Inexpensive cotton thermal drapes (find similar products at gaiam.com) “leverage solar heat by blocking it in the summer and catching it in the winter,” says Jensen. “In the summer, you shut your drapes when you go to work in the morning, then open them in the evening. And in the winter you do the opposite. They’re great if you have a room with drafty windows and don’t want to replace them.”
The duvet cover and the Orange pillowcases from Loop ($20 each, looporganic.com) are made from organic cotton that has been treated with nontoxic, water-based dyes. “Organic cotton is free of synthetic chemicals and is therefore not harmful to the environment,” says Jensen.
A recirculating water pump, installed under the sink, delivers hot water instantly, so there’s no waiting around when you turn on the tap (from $367, gothotwater.com). “It saves three to five gallons of water every time we use it,” says Jason Pelletier. The couple also have a low-flow toilet, which “uses only 1.6 gallons of water per flush,” says Jessica Jensen. The aerating showerhead by Delta Fluidics ($30, amazon.com) “saves about 2,500 gallons of water per person per year,” she adds. “You use less water, but the pressure stays the same. It’s better pressure than our old showerhead, actually, and I’m very picky about my shower.”
The Lauren Spa collection towels, from a new line by Ralph Lauren (hand towel, $20; bath towel, $30: macys.com), are made from organic cotton.
Jensen favors soaps and lotions by Pangea Organics and Avalon Organics (prices vary, pangeaorganics.com and avalonorganics.com), which are free of synthetic fragrances and feature plant-based materials approved by the European Union Cosmetics Directive, an agency that has banned more than 1,100 ingredients suspected of causing cancer and other illnesses.

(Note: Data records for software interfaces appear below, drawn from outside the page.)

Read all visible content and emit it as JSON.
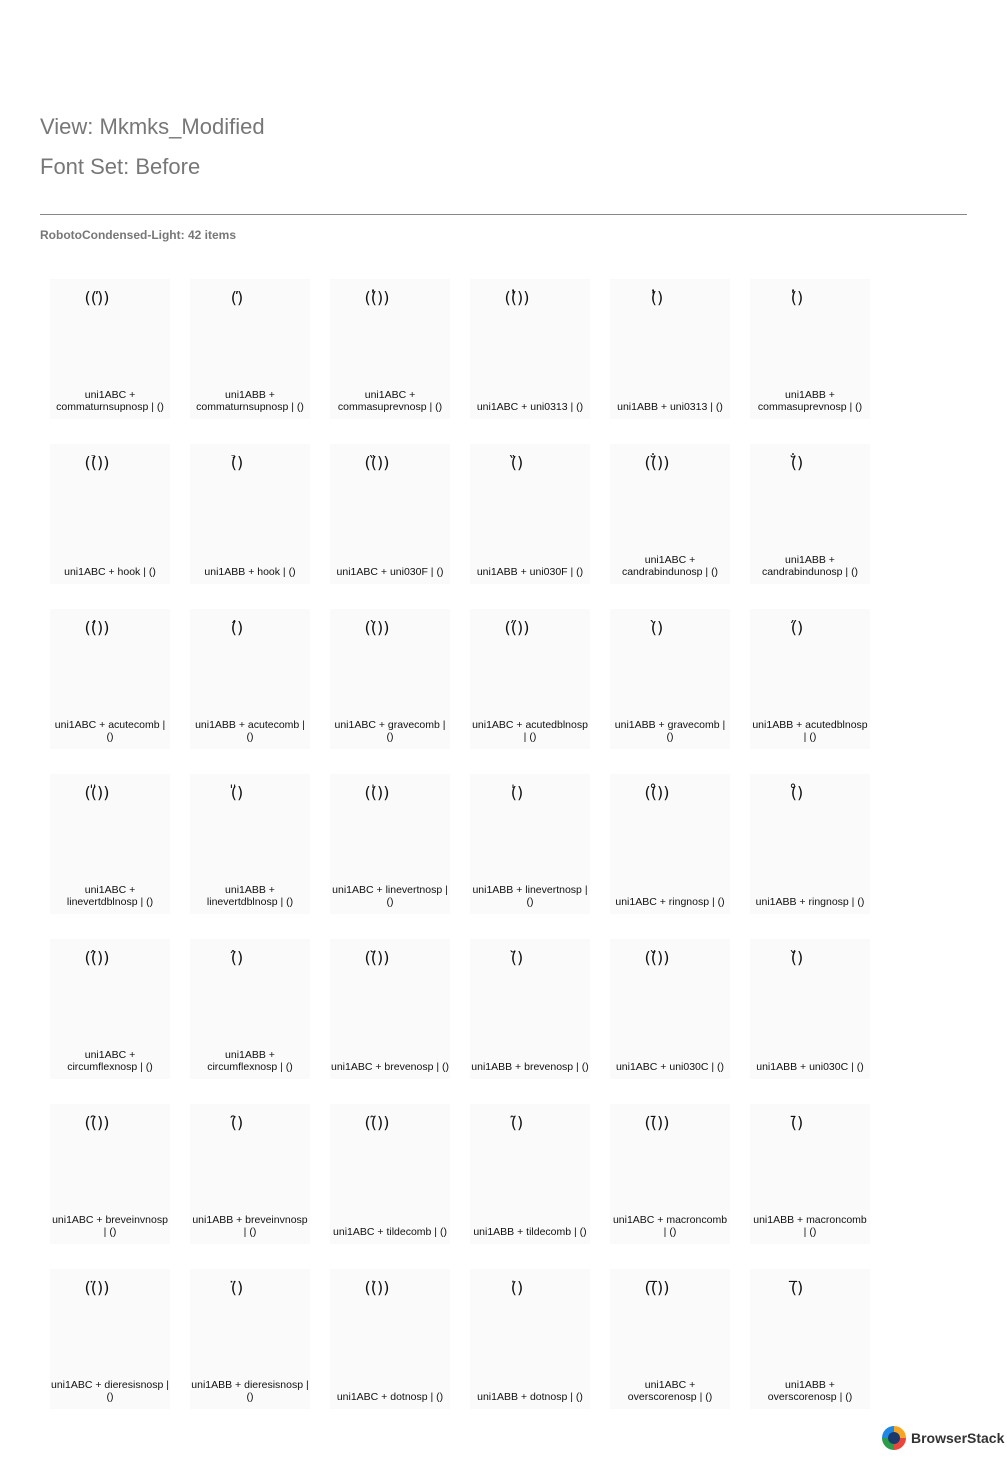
{
  "header": {
    "view_line": "View: Mkmks_Modified",
    "fontset_line": "Font Set: Before"
  },
  "section": {
    "summary": "RobotoCondensed-Light: 42 items"
  },
  "items": [
    {
      "glyph": "((̕))",
      "label": "uni1ABC + commaturnsupnosp | ()"
    },
    {
      "glyph": "(̕)",
      "label": "uni1ABB + commaturnsupnosp | ()"
    },
    {
      "glyph": "((̔))",
      "label": "uni1ABC + commasuprevnosp | ()"
    },
    {
      "glyph": "((̓))",
      "label": "uni1ABC + uni0313 | ()"
    },
    {
      "glyph": "(̓)",
      "label": "uni1ABB + uni0313 | ()"
    },
    {
      "glyph": "(̔)",
      "label": "uni1ABB + commasuprevnosp | ()"
    },
    {
      "glyph": "((̉))",
      "label": "uni1ABC + hook | ()"
    },
    {
      "glyph": "(̉)",
      "label": "uni1ABB + hook | ()"
    },
    {
      "glyph": "((̏))",
      "label": "uni1ABC + uni030F | ()"
    },
    {
      "glyph": "(̏)",
      "label": "uni1ABB + uni030F | ()"
    },
    {
      "glyph": "((̐))",
      "label": "uni1ABC + candrabindunosp | ()"
    },
    {
      "glyph": "(̐)",
      "label": "uni1ABB + candrabindunosp | ()"
    },
    {
      "glyph": "((́))",
      "label": "uni1ABC + acutecomb | ()"
    },
    {
      "glyph": "(́)",
      "label": "uni1ABB + acutecomb | ()"
    },
    {
      "glyph": "((̀))",
      "label": "uni1ABC + gravecomb | ()"
    },
    {
      "glyph": "((̋))",
      "label": "uni1ABC + acutedblnosp | ()"
    },
    {
      "glyph": "(̀)",
      "label": "uni1ABB + gravecomb | ()"
    },
    {
      "glyph": "(̋)",
      "label": "uni1ABB + acutedblnosp | ()"
    },
    {
      "glyph": "((̎))",
      "label": "uni1ABC + linevertdblnosp | ()"
    },
    {
      "glyph": "(̎)",
      "label": "uni1ABB + linevertdblnosp | ()"
    },
    {
      "glyph": "((̍))",
      "label": "uni1ABC + linevertnosp | ()"
    },
    {
      "glyph": "(̍)",
      "label": "uni1ABB + linevertnosp | ()"
    },
    {
      "glyph": "((̊))",
      "label": "uni1ABC + ringnosp | ()"
    },
    {
      "glyph": "(̊)",
      "label": "uni1ABB + ringnosp | ()"
    },
    {
      "glyph": "((̂))",
      "label": "uni1ABC + circumflexnosp | ()"
    },
    {
      "glyph": "(̂)",
      "label": "uni1ABB + circumflexnosp | ()"
    },
    {
      "glyph": "((̆))",
      "label": "uni1ABC + brevenosp | ()"
    },
    {
      "glyph": "(̆)",
      "label": "uni1ABB + brevenosp | ()"
    },
    {
      "glyph": "((̌))",
      "label": "uni1ABC + uni030C | ()"
    },
    {
      "glyph": "(̌)",
      "label": "uni1ABB + uni030C | ()"
    },
    {
      "glyph": "((̑))",
      "label": "uni1ABC + breveinvnosp | ()"
    },
    {
      "glyph": "(̑)",
      "label": "uni1ABB + breveinvnosp | ()"
    },
    {
      "glyph": "((̃))",
      "label": "uni1ABC + tildecomb | ()"
    },
    {
      "glyph": "(̃)",
      "label": "uni1ABB + tildecomb | ()"
    },
    {
      "glyph": "((̄))",
      "label": "uni1ABC + macroncomb | ()"
    },
    {
      "glyph": "(̄)",
      "label": "uni1ABB + macroncomb | ()"
    },
    {
      "glyph": "((̈))",
      "label": "uni1ABC + dieresisnosp | ()"
    },
    {
      "glyph": "(̈)",
      "label": "uni1ABB + dieresisnosp | ()"
    },
    {
      "glyph": "((̇))",
      "label": "uni1ABC + dotnosp | ()"
    },
    {
      "glyph": "(̇)",
      "label": "uni1ABB + dotnosp | ()"
    },
    {
      "glyph": "((̅))",
      "label": "uni1ABC + overscorenosp | ()"
    },
    {
      "glyph": "(̅)",
      "label": "uni1ABB + overscorenosp | ()"
    }
  ],
  "footer": {
    "brand_name": "BrowserStack",
    "brand_icon": "browserstack-logo-icon"
  }
}
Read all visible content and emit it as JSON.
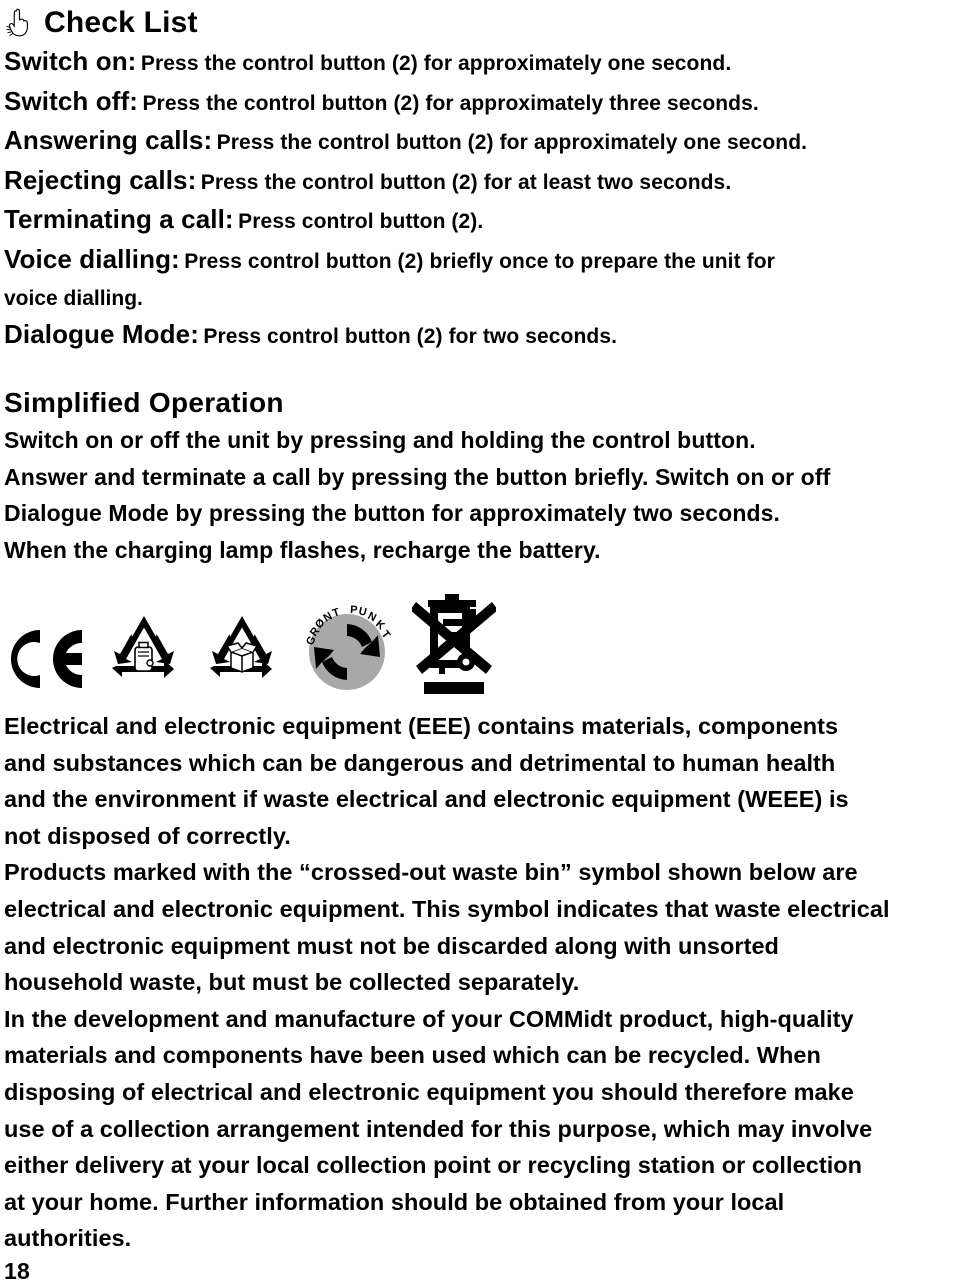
{
  "page": {
    "number": "18"
  },
  "checklist_section": {
    "icon": "pointing-hand-icon",
    "title": "Check List",
    "items": [
      {
        "term": "Switch on:",
        "desc": "Press the control button (2) for approximately one second."
      },
      {
        "term": "Switch off:",
        "desc": "Press the control button (2) for approximately three seconds."
      },
      {
        "term": "Answering calls:",
        "desc": "Press the control button (2) for approximately one second."
      },
      {
        "term": "Rejecting calls:",
        "desc": "Press the control button (2) for at least two seconds."
      },
      {
        "term": "Terminating a call:",
        "desc": "Press control button (2)."
      },
      {
        "term": "Voice dialling:",
        "desc": "Press control button (2) briefly once to prepare the unit for",
        "cont": "voice dialling."
      },
      {
        "term": "Dialogue Mode:",
        "desc": "Press control button (2) for two seconds."
      }
    ]
  },
  "simplified_operation": {
    "title": "Simplified Operation",
    "lines": [
      "Switch on or off the unit by pressing and holding the control button.",
      "Answer and terminate a call by pressing the button briefly. Switch on or off",
      "Dialogue Mode by pressing the button for approximately two seconds.",
      "When the charging lamp flashes, recharge the battery."
    ]
  },
  "symbols": [
    {
      "name": "ce-mark-icon",
      "label": "CE"
    },
    {
      "name": "recycling-battery-icon",
      "label": "Recycling triangle with battery"
    },
    {
      "name": "recycling-cardboard-icon",
      "label": "Recycling triangle with box"
    },
    {
      "name": "gront-punkt-icon",
      "label": "GRØNT PUNKT"
    },
    {
      "name": "crossed-out-waste-bin-icon",
      "label": "Crossed-out waste bin"
    }
  ],
  "weee_text": {
    "lines": [
      "Electrical and electronic equipment (EEE) contains materials, components",
      "and substances which can be dangerous and detrimental to human health",
      "and the environment if waste electrical and electronic equipment (WEEE) is",
      "not disposed of correctly.",
      "Products marked with the “crossed-out waste bin” symbol shown below are",
      "electrical and electronic equipment. This symbol indicates that waste electrical",
      "and electronic equipment must not be discarded along with unsorted",
      "household waste, but must be collected separately.",
      "In the development and manufacture of your COMMidt product, high-quality",
      "materials and components have been used which can be recycled. When",
      "disposing of electrical and electronic equipment you should therefore make",
      "use of a collection arrangement intended for this purpose, which may involve",
      "either delivery at your local collection point or recycling station or collection",
      "at your home. Further information should be obtained from your local",
      "authorities."
    ]
  },
  "colors": {
    "ink": "#000000",
    "paper": "#ffffff",
    "gront_punkt_disc": "#a8a8a8"
  }
}
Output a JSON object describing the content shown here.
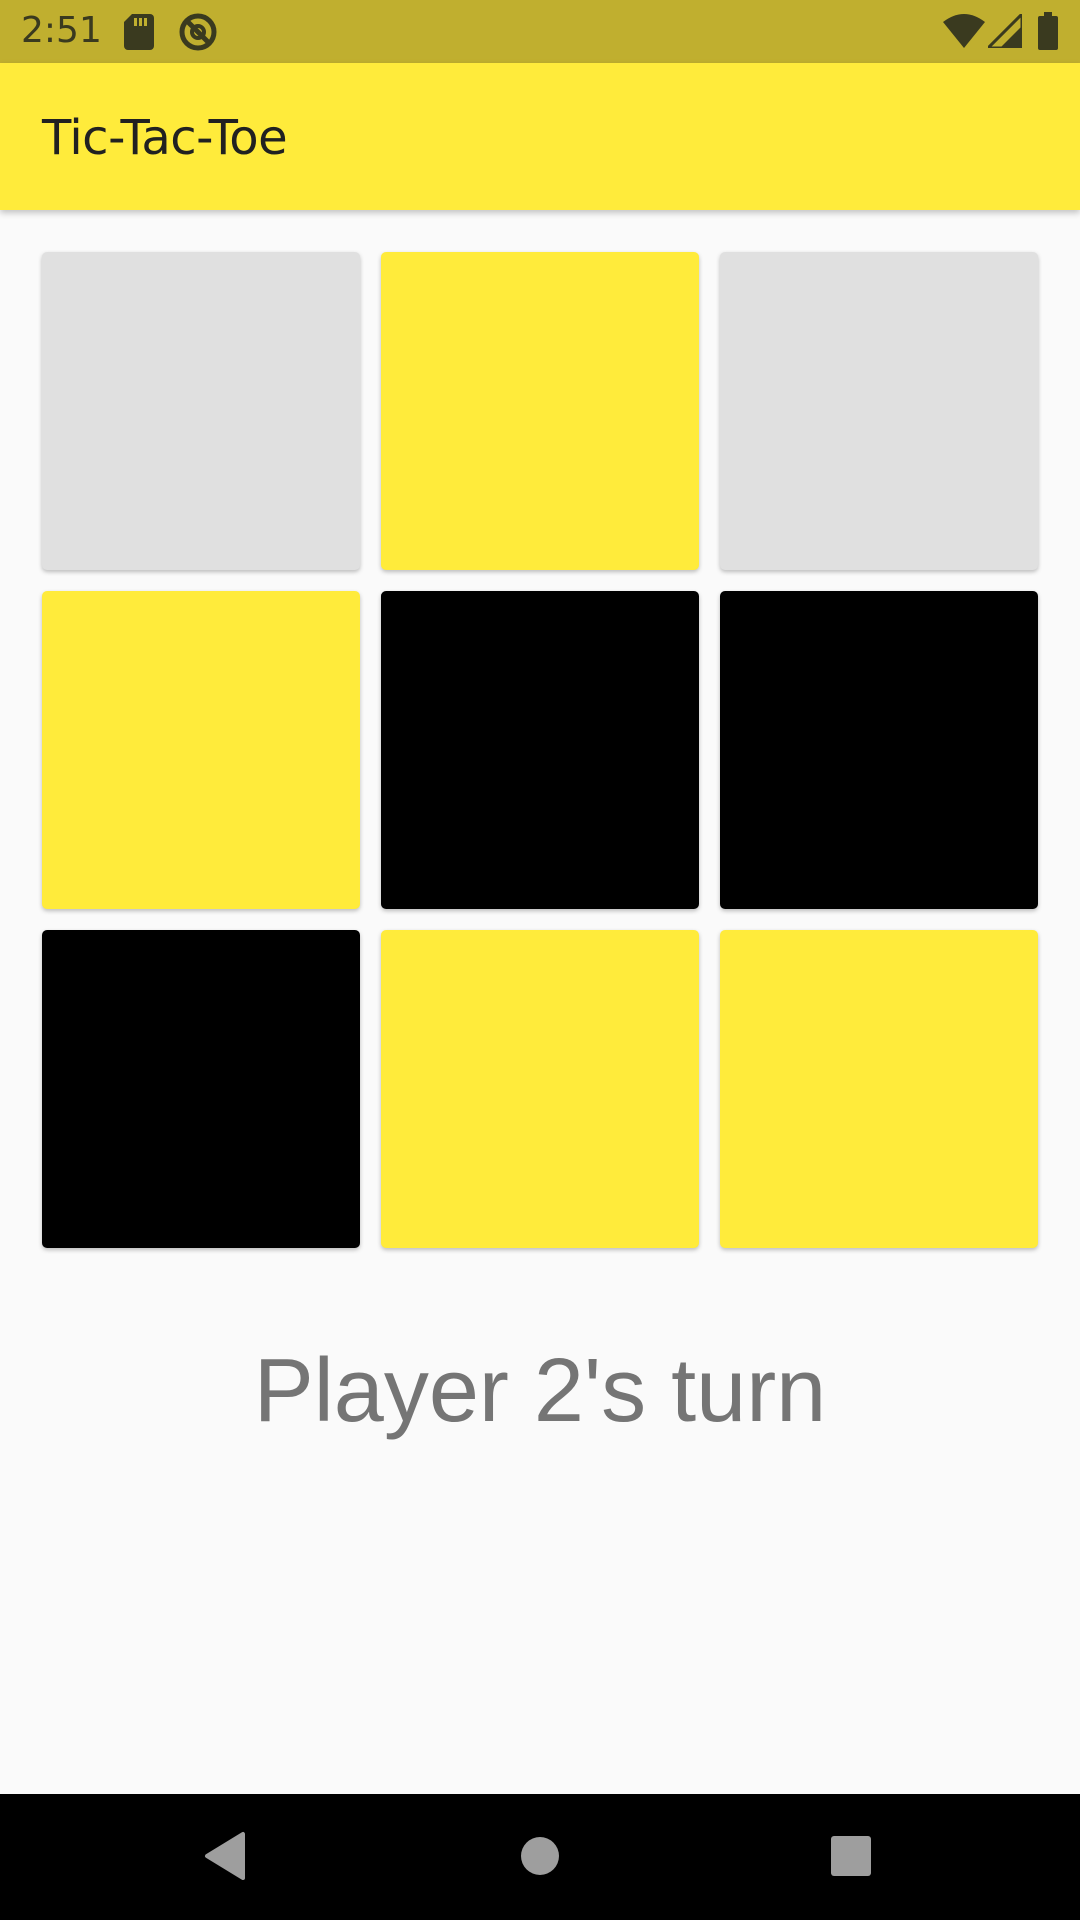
{
  "status_bar": {
    "time": "2:51",
    "icons": [
      "sd-card-icon",
      "sync-blocked-icon",
      "wifi-icon",
      "signal-icon",
      "battery-icon"
    ]
  },
  "app_bar": {
    "title": "Tic-Tac-Toe",
    "color": "#ffeb3b"
  },
  "board": {
    "rows": 3,
    "cols": 3,
    "cells": [
      {
        "state": "empty"
      },
      {
        "state": "player1"
      },
      {
        "state": "empty"
      },
      {
        "state": "player1"
      },
      {
        "state": "player2"
      },
      {
        "state": "player2"
      },
      {
        "state": "player2"
      },
      {
        "state": "player1"
      },
      {
        "state": "player1"
      }
    ],
    "colors": {
      "empty": "#e0e0e0",
      "player1": "#ffeb3b",
      "player2": "#000000"
    }
  },
  "turn": {
    "text": "Player 2's turn"
  },
  "nav_bar": {
    "buttons": [
      "back-icon",
      "home-icon",
      "recents-icon"
    ]
  }
}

The recycled-glass soap dish ($16.50, naturalspaces.com) is made by Fire & Light, a company that crafts products with glass provided by a California recycling center.